I wrote a blog post a few months ago about hiring software developers. After which I decided I no longer want to do programming puzzles interviews. I believe the best way to show my skills to a potential employer is to either do a task related to what I would be working on and submit for evaluation, or to work with them for a few days on a actual project.
I’ve recently done an interview that involved a task, and it proved to me that even tasks can be screwed up in a way that shows nothing about the potential hire and does not evaluate their skills in any way.

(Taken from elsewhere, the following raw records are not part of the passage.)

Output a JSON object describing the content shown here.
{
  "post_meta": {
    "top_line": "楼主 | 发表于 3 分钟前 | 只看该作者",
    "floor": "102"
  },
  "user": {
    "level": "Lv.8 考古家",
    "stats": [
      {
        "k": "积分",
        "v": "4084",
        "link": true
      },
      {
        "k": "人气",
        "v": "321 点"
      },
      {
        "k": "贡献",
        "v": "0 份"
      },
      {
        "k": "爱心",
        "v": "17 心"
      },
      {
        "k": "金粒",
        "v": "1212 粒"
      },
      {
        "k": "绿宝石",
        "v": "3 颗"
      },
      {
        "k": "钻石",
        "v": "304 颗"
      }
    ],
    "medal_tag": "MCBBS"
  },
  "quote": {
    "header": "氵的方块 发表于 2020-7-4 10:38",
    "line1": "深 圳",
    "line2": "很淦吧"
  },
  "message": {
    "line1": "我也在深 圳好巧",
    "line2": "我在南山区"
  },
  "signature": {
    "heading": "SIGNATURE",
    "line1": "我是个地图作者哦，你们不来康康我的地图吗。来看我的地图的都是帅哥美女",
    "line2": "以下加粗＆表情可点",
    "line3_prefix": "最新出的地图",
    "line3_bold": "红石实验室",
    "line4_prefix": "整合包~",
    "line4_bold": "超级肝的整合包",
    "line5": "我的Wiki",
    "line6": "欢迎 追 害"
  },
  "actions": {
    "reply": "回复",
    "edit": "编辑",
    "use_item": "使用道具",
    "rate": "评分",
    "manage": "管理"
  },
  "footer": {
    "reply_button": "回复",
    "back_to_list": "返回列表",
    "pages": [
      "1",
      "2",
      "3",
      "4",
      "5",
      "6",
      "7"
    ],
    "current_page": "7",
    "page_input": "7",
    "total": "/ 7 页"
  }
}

My task was to request a feed, parse it, and display 3 pieces of information and an image in a list. This task was way too simple to prove anything. Any beginner iOS developer can do this and I thought I would finish it in a maximum of 15 to 20 minutes.
That particular company’s APIs use JSON but they can’t give me access to the APIs, which I do understand. So instead I was given a URL to an RSS feed to work with. While that makes the task a bit harder for me since I never had to parse RSS feeds before, it also makes it even more pointless.
To me it was like going for a driving test, and being told that all I need to do to pass the test is to start the car. That doesn’t prove in any way that I can or cannot drive. To make it even worse, instead of giving me a car, they would give me a truck. Now I need to figure out how to start a truck, to prove that I can drive a car.
I took me 2 hours to figure out how to parse the RSS feed, extract the data I need using regex (since it was all inside a single tag) and present it in a table view.
I ended up being rejected. When I enquired more about the reason I got rejected I was told that it was because of my speed. Again, that is totally pointless. Does completing the task in one hour instead of two prove I’m a better engineer? I would have taken far less time if I worked with RSS before. So was the task’s main goal to test whether I can work with RSS or not? Also pointless, since they don’t need that particular skill (which anyone can learn in a very short time anyway).
I thought that programming puzzles interviews make companies miss out on good engineers because they don’t show their real skills, and that tasks were much better. Turns out you can make tasks dumb enough to do the exact same thing.
Join the discussion below or on Hacker News.